## PROBLEM DESCRIPTION
Read through the material below and find each line that has the word "JSON"; copy it.

## RECORDS PROVIDED
######
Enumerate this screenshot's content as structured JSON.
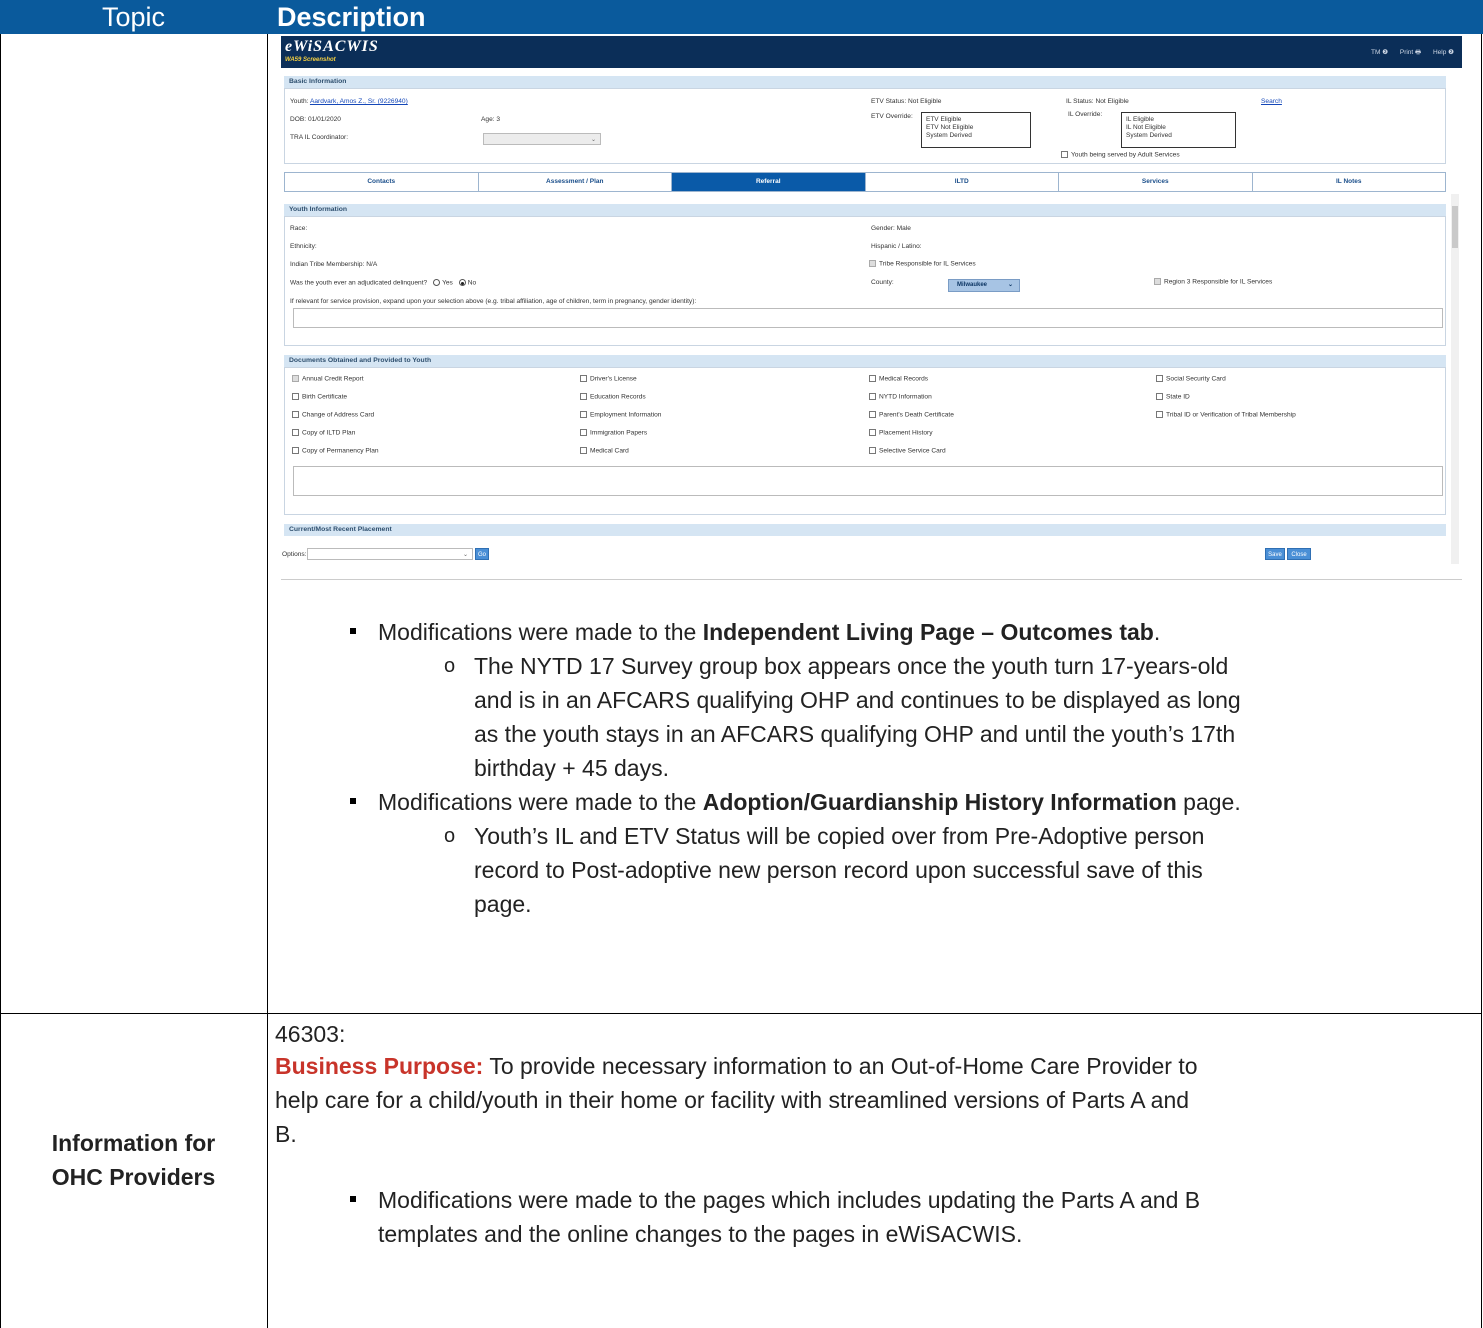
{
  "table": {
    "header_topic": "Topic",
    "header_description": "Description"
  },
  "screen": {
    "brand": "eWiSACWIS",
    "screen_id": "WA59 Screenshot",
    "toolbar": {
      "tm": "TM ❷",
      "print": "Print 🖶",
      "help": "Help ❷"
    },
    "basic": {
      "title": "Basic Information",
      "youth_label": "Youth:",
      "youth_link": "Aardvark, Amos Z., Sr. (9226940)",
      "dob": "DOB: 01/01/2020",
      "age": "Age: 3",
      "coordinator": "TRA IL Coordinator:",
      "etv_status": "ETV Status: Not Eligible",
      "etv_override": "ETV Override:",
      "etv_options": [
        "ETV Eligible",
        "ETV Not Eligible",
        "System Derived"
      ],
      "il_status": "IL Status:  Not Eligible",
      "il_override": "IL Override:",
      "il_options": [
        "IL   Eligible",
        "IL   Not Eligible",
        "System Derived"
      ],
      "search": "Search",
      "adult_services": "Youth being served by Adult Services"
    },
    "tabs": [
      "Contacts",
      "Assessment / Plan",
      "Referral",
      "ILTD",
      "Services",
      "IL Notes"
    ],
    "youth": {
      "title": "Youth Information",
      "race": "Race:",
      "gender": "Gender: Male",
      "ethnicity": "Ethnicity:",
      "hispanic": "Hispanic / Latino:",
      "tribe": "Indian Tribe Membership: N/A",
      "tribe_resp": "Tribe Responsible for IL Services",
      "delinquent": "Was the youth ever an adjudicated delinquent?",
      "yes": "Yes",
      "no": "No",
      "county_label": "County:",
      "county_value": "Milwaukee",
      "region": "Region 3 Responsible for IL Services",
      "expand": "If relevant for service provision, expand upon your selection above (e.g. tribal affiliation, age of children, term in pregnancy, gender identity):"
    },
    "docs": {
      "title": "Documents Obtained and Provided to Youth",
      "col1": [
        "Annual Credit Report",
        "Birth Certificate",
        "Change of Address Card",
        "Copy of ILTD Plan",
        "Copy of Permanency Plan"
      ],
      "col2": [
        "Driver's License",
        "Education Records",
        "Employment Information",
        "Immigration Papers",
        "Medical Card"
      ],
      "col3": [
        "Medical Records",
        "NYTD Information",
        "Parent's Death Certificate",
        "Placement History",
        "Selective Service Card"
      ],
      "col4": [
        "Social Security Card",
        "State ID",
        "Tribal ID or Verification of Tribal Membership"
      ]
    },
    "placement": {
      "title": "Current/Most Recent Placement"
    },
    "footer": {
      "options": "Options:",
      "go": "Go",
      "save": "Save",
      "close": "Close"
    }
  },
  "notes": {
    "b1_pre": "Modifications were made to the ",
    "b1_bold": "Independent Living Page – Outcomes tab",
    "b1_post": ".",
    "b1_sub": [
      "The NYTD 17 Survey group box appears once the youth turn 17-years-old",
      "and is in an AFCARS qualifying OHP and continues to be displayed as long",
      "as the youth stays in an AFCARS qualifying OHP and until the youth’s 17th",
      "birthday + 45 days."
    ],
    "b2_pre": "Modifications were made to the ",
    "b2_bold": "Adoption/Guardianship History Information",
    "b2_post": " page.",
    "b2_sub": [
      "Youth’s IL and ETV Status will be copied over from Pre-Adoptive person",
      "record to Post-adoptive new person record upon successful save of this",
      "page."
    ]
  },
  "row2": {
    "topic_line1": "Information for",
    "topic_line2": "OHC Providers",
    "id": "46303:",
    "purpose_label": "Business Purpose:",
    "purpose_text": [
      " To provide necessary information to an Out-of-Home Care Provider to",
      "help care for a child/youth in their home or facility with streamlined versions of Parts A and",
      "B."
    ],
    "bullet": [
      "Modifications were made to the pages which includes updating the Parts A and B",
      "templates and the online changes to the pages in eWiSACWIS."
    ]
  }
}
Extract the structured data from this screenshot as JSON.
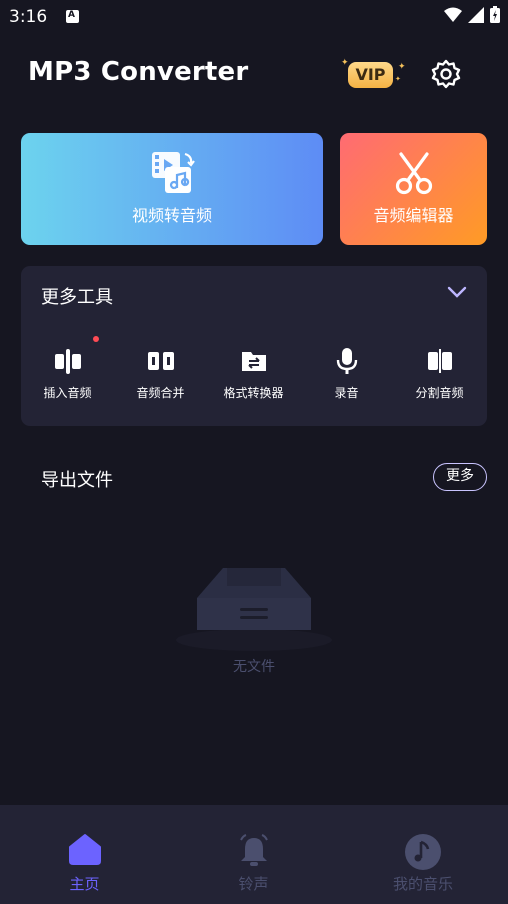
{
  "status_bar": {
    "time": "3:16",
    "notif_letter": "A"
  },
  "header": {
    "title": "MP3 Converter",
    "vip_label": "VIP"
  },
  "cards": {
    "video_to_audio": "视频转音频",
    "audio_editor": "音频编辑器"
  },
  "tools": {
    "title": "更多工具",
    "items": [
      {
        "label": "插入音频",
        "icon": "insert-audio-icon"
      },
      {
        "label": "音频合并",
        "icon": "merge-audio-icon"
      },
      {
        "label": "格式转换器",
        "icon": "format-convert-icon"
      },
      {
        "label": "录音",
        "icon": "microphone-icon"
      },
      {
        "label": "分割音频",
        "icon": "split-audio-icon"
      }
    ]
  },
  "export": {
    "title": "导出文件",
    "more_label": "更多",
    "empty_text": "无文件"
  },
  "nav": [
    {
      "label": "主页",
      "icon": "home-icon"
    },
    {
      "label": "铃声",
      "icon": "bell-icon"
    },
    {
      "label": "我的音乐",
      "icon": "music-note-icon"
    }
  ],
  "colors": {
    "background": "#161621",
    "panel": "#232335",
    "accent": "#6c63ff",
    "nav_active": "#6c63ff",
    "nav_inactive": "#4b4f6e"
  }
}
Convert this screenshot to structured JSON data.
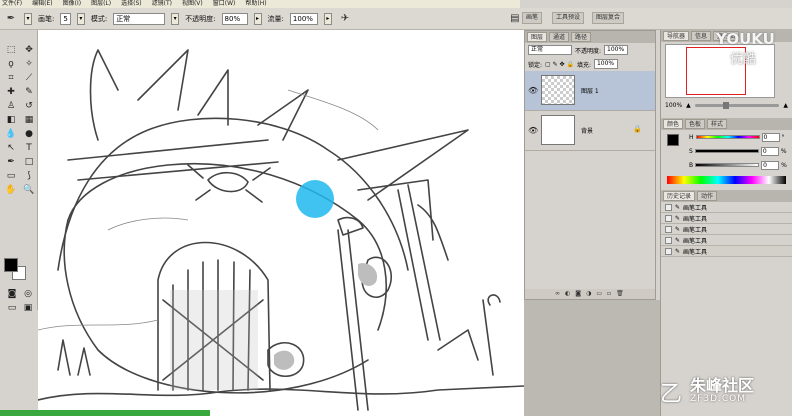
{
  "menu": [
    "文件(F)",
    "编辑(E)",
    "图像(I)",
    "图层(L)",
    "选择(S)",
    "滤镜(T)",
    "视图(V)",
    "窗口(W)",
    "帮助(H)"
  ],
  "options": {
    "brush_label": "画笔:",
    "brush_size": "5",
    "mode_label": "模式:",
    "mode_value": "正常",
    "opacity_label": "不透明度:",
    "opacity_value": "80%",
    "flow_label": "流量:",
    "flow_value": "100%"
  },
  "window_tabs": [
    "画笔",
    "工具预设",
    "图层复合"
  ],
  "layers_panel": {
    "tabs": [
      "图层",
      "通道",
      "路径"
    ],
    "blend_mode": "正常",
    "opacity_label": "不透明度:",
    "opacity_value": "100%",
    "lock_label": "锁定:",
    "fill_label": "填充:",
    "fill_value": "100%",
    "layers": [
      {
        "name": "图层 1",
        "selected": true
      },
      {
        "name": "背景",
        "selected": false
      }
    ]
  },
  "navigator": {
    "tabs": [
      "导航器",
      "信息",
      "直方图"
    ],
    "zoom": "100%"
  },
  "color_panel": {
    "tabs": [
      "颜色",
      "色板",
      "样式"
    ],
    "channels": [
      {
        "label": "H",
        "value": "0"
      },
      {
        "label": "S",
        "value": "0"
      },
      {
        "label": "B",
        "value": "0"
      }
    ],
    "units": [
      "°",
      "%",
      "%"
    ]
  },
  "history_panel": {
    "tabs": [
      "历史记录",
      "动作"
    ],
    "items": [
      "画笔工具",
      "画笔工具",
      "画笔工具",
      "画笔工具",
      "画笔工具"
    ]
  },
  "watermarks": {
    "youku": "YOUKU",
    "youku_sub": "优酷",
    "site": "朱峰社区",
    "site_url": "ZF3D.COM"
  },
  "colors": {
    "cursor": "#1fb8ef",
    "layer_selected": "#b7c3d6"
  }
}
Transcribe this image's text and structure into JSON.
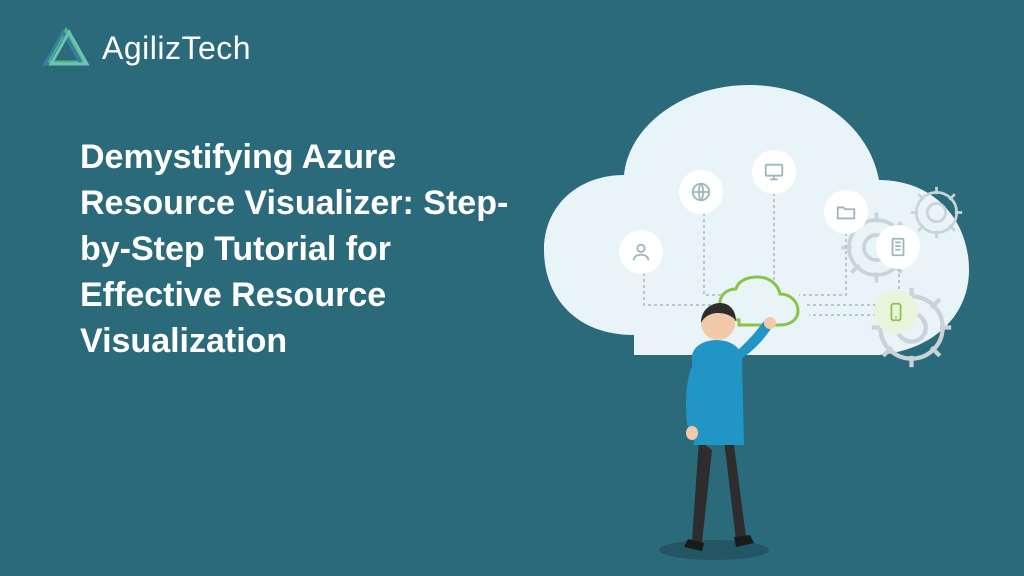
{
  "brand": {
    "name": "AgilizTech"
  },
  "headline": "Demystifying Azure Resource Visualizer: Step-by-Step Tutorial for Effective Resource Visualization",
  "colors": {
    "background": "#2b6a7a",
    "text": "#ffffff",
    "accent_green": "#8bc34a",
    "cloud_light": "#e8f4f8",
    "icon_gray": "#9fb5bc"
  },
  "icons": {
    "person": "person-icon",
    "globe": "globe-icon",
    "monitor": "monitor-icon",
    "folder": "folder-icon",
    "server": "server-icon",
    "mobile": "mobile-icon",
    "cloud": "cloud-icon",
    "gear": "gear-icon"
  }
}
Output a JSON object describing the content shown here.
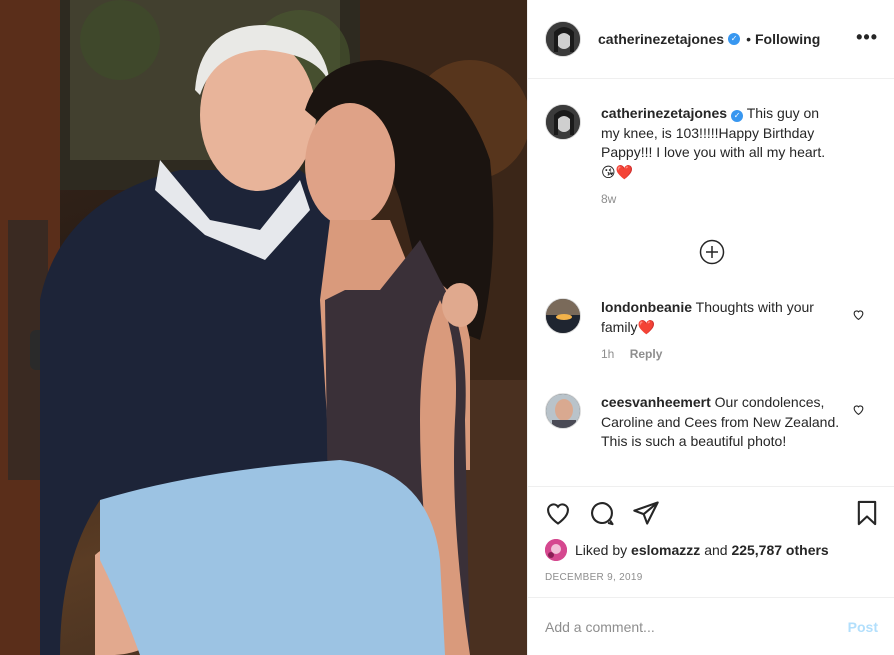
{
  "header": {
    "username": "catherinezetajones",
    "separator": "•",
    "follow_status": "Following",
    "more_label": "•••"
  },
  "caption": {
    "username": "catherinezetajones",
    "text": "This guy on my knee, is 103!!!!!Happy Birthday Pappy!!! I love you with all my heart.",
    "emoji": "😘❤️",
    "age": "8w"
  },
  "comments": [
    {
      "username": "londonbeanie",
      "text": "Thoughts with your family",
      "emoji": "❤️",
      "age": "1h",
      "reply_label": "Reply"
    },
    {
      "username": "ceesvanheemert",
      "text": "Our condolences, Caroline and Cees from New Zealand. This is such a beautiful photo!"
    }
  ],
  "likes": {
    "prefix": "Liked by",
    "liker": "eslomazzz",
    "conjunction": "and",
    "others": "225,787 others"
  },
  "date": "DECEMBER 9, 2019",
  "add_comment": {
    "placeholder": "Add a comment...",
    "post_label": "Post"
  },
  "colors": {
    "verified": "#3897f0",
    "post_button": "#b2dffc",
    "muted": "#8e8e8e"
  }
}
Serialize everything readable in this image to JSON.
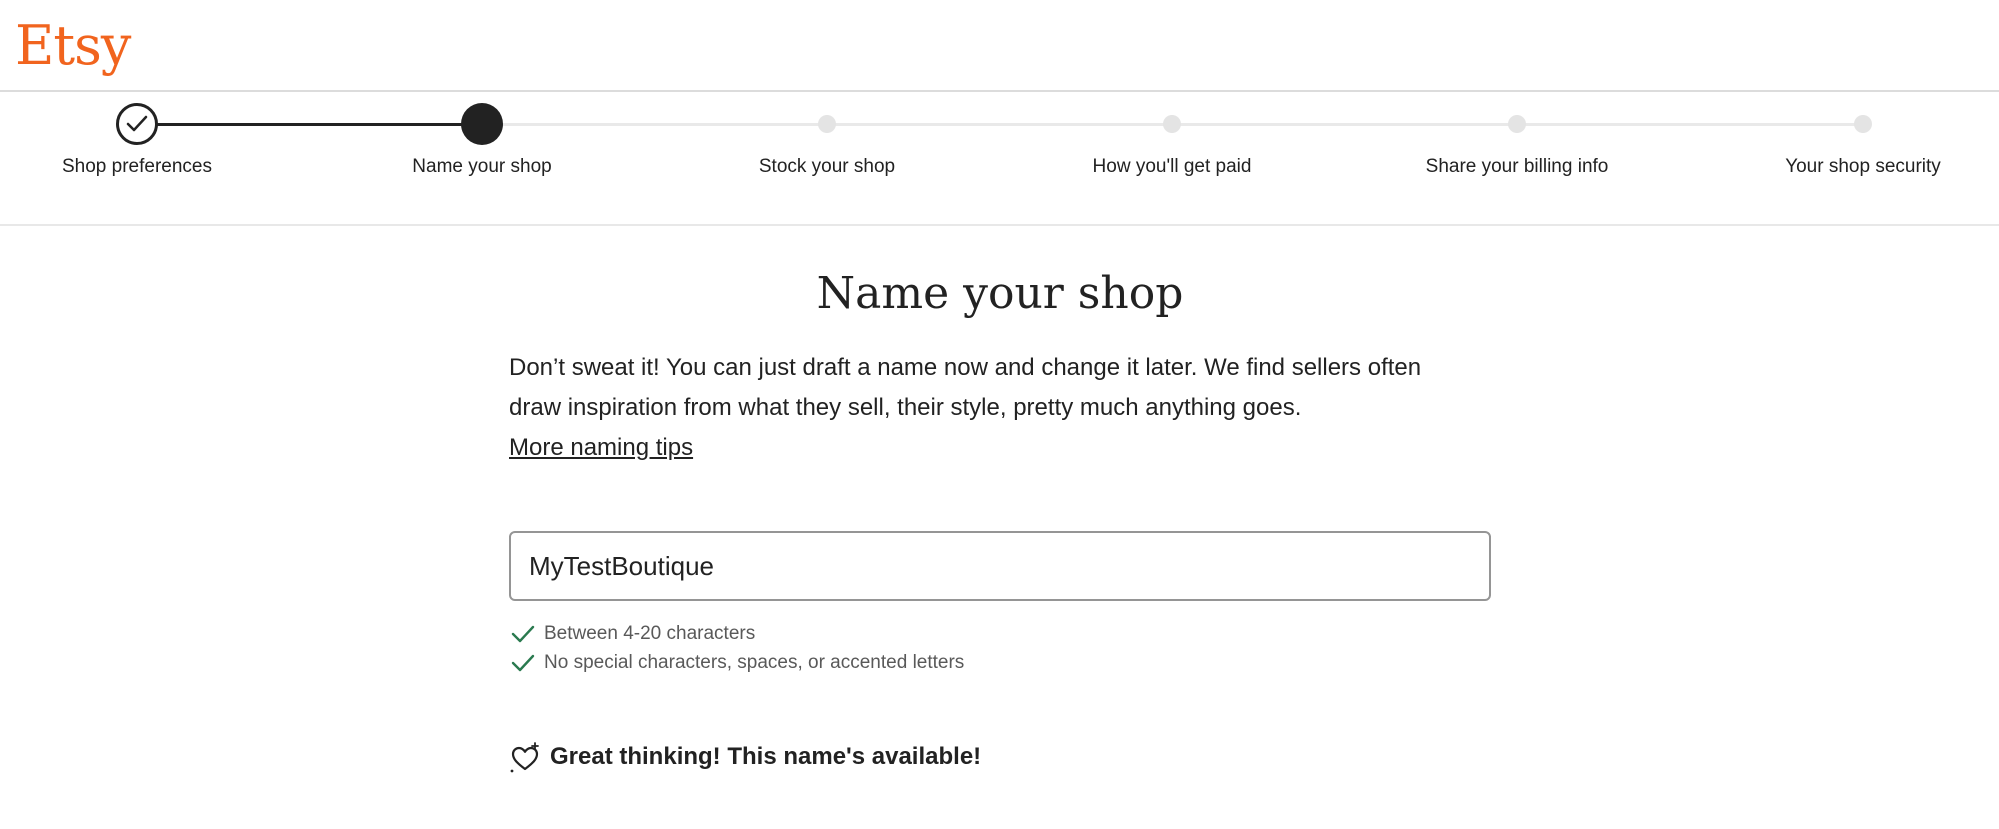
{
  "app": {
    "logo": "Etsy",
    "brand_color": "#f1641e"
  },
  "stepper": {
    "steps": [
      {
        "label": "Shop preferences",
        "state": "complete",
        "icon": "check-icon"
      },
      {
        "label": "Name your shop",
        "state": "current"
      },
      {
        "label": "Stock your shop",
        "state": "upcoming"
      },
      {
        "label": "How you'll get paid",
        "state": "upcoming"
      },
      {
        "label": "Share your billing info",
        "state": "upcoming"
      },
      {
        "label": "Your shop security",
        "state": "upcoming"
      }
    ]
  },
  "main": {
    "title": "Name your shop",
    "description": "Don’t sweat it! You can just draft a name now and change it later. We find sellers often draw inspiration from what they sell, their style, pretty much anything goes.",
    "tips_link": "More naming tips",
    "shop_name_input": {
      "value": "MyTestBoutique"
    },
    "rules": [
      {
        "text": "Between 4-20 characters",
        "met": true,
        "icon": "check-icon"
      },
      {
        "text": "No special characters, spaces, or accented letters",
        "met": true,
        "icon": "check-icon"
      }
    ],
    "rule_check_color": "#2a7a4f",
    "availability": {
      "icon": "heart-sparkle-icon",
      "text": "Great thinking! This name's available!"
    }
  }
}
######
## RESULT FOR THIS EXERCISE
Enumerate this screenshot's content as structured JSON.
Extract the structured data from this screenshot as JSON.
Convert this screenshot to structured JSON data.
Transcribe this image's text and structure into JSON.
Output a JSON object describing the content shown here.
Serialize everything readable in this image to JSON.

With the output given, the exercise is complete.